The relationship between microbial respiration and temperature is typically modeled using Q10 function. Generally, the apparent Q10 of soil respiration is much higher for cool vs. warm-climate ecosystems (Lloyd and Taylor, 1994; Kirschbaum, 1995; Mikan et al., 2002), reflecting biochemical limits to decomposition at low temperatures. However, results from two field warming experiments in the tropics contradict this expectation, both observing extraordinarily high soil respiration responses to in situ warming (e.g., 29 - 244% increase; Nottingham et al., 2020; Wood et al., in revision). Together, these findings suggest that there are many indirect temperature effects on soil C stability and subsequent C flux to the atmosphere at different time scales, thus requiring re-evaluation of various proposed mechenisms that control the sensitivity of soil C across ecosystems with different climate history. It has also become clearer that different assumptions related to the persistence and vulnerabilities of Arctic soil C in biogeochemical models can lead to divergent responses of soil C losses or gains in a future climate (Wieder et al., 2019). Recent observations showed that episodical cold season CO2 emissions make a significant contribution to the annual budget (Natali et al., 2019). Cold season emissions are linked to the period when soil temperatures are poised near 0 °C and soil respiration is extremely sensitive to other factors, such as soil moisture and labile C. Predicting soil respiration across disparate systems and in new future climates will require using mechanistic instead of purely descriptive models.
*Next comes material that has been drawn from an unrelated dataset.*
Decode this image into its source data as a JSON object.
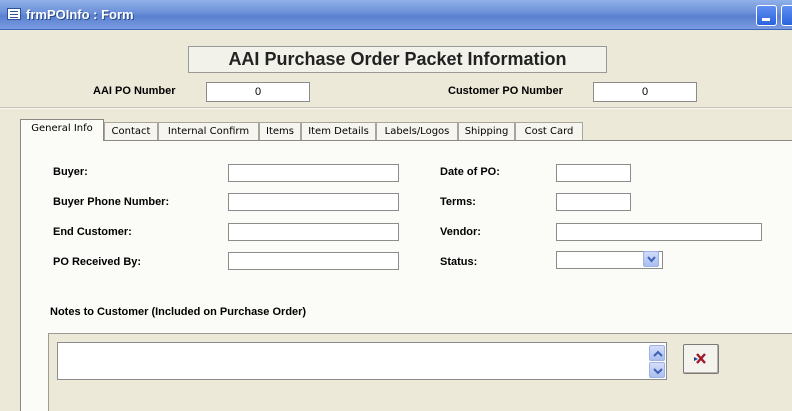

Rather than Q10’s, enzymatic processes can be modeled by Arrhenius kinetics, which work well when there are no other limiting factors. However, many other factors affect the supply and binding of substrates to the extracellular enzymes that control soluble C availability to microbes, thus moderating temperature responses through substrate-limitation of enzyme activities (Davidson and Janssens, 2006; Conant et al., 2011; Schmidt et al. 2011). Substrate limitations to extracellular enzymes include freezing, substrate transport, enzyme-substrate binding, and stabilization of soil organic matter (SOM) and enzymes in aggregates and on mineral surfaces (Burns et al. 2013, Fanin et al., 2022, Zheng et al., 2022). In addition, changes in the microbial community and its enzymatic capacities, sometimes referred to as acclimation, can alter enzyme activities (Bradford, 2013, Fanin et al., 2022). Overall, the many direct and indirect temperature effects on rates of biogeochemical processes (e.g., enzyme kinetics), community structure, microbial biomass and activity, water phase and availability, and substrate supply are likely to influence soil C stability and subsequent C fluxes to the atmosphere at different timescales, thus requiring a reevaluation of our assumptions about the mechanisms that control the sensitivity of soil C across ecosystems with different climate histories.

We propose a synthesis of soil respiration data across temperature extremes, i.e., Arctic/Boreal and Tropical regions, to advance our understanding and ability to model soil respiration-temperature relationships. Our overall objective for the proposed work is to reduce uncertainty in soil C-climate feedback by systematically synthesizing underlying mechanisms related to soil C turnover and stabilization. Our data synthesis from sites with high and low temperature extremes will provide generalizable insights for future models. This synthesis closely aligns with the ESS (Environmental System Science) program goal in BER (Biological and Environmental Research) to advance an integrated, robust, and scale-aware predictive understanding of interacting biogeochemical, ecological, hydrological and physical processes that shape ecosystem function.
Award Recipient(s)
  • Emory University (PI: Sihi, Debjani)
  • USDA Forest Service (PI: Wood, Tana)